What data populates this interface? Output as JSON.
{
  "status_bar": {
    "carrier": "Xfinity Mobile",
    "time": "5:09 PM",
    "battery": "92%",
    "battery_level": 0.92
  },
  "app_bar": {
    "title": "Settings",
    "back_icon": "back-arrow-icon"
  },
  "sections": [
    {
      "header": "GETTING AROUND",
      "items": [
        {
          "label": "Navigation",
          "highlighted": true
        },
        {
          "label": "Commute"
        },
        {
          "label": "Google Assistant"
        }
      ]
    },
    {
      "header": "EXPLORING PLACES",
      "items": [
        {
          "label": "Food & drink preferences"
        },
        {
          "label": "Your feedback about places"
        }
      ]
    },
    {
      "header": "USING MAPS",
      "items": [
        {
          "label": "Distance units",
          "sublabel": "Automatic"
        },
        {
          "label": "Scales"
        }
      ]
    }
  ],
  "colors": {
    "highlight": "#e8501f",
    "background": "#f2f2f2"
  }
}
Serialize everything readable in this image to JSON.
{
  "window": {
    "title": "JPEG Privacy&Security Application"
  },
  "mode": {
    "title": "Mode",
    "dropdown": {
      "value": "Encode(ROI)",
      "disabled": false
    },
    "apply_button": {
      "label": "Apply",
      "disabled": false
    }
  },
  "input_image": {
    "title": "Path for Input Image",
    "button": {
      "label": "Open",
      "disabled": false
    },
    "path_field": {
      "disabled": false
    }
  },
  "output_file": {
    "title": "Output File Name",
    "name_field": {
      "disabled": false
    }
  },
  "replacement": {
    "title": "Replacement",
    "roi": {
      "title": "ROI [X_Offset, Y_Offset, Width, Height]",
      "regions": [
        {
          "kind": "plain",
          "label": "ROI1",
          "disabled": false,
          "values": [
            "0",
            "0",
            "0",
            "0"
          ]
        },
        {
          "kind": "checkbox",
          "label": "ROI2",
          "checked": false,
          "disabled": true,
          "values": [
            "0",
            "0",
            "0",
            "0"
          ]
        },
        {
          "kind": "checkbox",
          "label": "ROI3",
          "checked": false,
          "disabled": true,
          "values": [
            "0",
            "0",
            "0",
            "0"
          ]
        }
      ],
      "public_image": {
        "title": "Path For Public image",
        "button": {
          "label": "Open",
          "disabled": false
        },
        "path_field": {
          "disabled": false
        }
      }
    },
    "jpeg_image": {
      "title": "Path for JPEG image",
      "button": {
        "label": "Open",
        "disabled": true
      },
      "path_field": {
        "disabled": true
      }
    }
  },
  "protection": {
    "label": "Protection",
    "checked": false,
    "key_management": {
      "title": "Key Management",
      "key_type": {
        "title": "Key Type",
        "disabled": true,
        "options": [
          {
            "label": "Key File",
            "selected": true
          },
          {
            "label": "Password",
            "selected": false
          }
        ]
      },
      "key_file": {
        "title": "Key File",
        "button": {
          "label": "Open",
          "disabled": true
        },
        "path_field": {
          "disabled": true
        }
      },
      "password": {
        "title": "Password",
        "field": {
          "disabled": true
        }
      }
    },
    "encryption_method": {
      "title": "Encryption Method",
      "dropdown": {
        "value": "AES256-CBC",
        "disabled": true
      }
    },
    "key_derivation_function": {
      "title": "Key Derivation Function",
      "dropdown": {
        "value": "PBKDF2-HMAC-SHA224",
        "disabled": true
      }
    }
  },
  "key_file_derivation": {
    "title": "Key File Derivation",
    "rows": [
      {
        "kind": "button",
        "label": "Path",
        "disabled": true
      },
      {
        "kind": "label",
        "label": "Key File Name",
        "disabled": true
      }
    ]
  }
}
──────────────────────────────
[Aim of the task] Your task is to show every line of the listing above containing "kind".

[Solution for this exercise]
          "kind": "plain",
          "kind": "checkbox",
          "kind": "checkbox",
        "kind": "button",
        "kind": "label",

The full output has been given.